• "We made a commitment to real choreography. I basically drew a line in the sand and said, “If this interface is going to be great, and we're going to make a dance game that's gonna be transformative, you have to be able to dance 'Crank That' by Soulja Boy.” That’s the bar for a good interface."
  • "In recent years we've seen plenty of criticism (including mine) leveled at video games that rehash old ideas; games that rely on genre formulas; games that ape the language of film. Games, we're often told, need new ideas. Games need to grow up. Games should leverage their defining interactivity. Cutscenes are lazy. Let movies be movies. Players want to write their own stories. Games don't need authored narratives. Games don't need linear stories. Games don't need stories. All games should be fun. No they shouldn't.

    The problem with these reductive arguments is they fail to account for how art rails against boundaries; how artists inevitably seek to situate their work in the margins no one can own. Artists instinctively push back against "don't," "shouldn't," and "must." This is why we give them genius grants. It's also why we put them in prison. The real action is in the margins." Good stuff from Michael.

  • "It's true that Wyndham's preference is for no-nonsense, brisk, wry narrators, and the horrors that visit the books can seem like opportunities to show off good old British pluck. But the books are surprisingly unheroic, and often (notably in the cases of Kraken and Triffids) peculiarly open-ended. And if you look closely, you begin to see that there's something very uncosy, persistently unsettling, about these books, that continues to ask profound questions about the limits of our culture and the foundations of the post-war world."
  • "We’re happy to confirm the news today that the sale of the company is complete.
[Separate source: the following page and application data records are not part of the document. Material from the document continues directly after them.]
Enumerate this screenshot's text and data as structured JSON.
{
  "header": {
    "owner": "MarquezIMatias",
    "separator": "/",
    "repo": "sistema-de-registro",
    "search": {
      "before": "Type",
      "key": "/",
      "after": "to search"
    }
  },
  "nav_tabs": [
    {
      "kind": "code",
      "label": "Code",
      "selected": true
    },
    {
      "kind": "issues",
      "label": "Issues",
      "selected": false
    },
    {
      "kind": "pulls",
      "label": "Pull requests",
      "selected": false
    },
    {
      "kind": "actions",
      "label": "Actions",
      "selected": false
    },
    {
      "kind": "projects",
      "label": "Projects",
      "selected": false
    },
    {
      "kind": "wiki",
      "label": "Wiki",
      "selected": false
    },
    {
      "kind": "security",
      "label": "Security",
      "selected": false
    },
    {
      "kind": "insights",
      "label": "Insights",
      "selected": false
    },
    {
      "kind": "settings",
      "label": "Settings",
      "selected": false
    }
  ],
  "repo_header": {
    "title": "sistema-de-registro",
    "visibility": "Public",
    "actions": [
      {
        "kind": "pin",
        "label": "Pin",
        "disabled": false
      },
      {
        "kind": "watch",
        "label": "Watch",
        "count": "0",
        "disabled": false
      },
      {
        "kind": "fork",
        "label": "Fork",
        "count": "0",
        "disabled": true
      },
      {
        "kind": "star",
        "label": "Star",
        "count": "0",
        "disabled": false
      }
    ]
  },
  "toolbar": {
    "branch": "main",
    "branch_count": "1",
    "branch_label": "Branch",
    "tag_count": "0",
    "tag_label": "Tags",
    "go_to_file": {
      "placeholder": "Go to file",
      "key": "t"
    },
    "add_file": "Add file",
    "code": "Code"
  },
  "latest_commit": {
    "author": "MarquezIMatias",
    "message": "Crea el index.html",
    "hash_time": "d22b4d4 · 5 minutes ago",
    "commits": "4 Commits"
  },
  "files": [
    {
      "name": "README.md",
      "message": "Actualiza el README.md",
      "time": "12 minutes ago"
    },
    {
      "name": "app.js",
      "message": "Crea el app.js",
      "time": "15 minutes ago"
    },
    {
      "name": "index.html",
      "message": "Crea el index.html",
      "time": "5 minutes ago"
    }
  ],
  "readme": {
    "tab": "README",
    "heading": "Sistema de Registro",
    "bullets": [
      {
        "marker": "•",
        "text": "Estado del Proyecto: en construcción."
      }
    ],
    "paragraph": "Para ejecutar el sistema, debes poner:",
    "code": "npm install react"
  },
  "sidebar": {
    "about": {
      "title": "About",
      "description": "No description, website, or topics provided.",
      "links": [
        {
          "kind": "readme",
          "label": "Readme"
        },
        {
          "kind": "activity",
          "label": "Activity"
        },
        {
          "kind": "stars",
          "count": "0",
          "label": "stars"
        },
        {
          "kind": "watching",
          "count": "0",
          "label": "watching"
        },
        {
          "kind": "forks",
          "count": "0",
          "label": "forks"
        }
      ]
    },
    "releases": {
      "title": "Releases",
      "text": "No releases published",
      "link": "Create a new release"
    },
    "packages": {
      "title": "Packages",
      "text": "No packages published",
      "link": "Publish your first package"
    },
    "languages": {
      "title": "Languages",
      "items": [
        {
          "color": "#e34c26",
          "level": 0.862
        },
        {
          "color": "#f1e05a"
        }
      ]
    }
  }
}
We appreciate all of your support, comments and warm wishes in the preceding few weeks.

    Viacom and MTV Networks have been an amazing home for us over the past 4 years. It’s where we launched both Rock Band and Dance Central, worked with The Beatles, Green Day, AC/DC, The Who and thousands of other artists. We want to take a moment to thank everyone in that organization who helped make these awesome games possible.

    We’re excited to be returning to our roots as an independent and privately owned studio."

    Brilliant news.

  • "…the bullets biodegrade when they hit flesh, leaving nothing behind but a blog post." It is a little sad that, as ever, I'm the millionth person to write "I LOVE VALVE" on the internet, but seriously, as I keep saying: I love Valve so much. (I want my white earbuds).
  • Brilliant.
  • "But then, nobody’s expected to be able to sight-read the Pro guitar tracks. It’s meant for actual students of the guitar. And if you use the game’s slowed-down Practice mode, the game packs the potential to become a real tool for learning to play music." The notion that Harmonix were always a music company, who just happened to make games, becomes ever more true. Proper tab notation, proper strings on the Pro instruments? Well done.
  • "The dwarves hide in the shadows of the trees from the wandering light. The burning tea-light (adult player) moves through the dark forest and tries to find the small dwarves in their hiding places. If a dwarf is touched by the light, it is frozen and not allowed to move anymore. The other dwarves try to release it. To achieve this they must wait until the light has gone far enough so that one of them can join it in the shadow. All the dwarves try to unite under one tree while the candle tries to freeze the dwarves. Who will win, the light or the dwarves?" How the hell did I not know about this? Asymmetric boardgame for adult/children – one player, made of light, hunts down other players, hiding in shadow, shutting their eyes between turns. Magical.
  • "Augmented Shadow, by Joon Moon, 2010. used openframeworks. It's a tabletop interface on where artificial shadows of tangible objects displayed. You can play with the shadows lying on the boundary between the real, virtual, and fantasy." Now stop reading and watch. Beautiful, simple, engaging, playful and storyful all at once.
  • "I've developed a habit of delivering a drum solo at the beginning of every Rock Band track — just a little wailing away while the song cues up. It's a way of making the songs mine. You can't do that in The Beatles. Hit a drum pad before the song starts, and nothing happens, because that sound isn't on the original recording… More important, it's the game's way of making sure that you don't dare mess with perfection! I'm not a huge fan of that attitude. Past — and, technically, current — Rock Band games are about engaging with the music on an equal level. This game, though, is a ball-washing of the highest order. Maybe the Beatles are more deserving of such treatment than any other band, but I don't think any band deserves that treatment. Not now that I've seen the alternatives." Mitch Krpata on his problems with Rock Band: The Beatles.
  • "The Beatles: Rock Band is the total opposite [of Rock Band 2]. The "characters" are untouchable, and the tracks don't even toss you a freestyle section. Your only choices are to get the song right, or not. Sure, it's a cliché that most videogames make you save the world, but at least in those games, you know you're needed. I've never felt less important in a game than this one." Chris Dahlen makes an excellent point in the midst of his excellent (and otherwise uniformly positive) review of The Beatles: Rock Band for Pitchfork.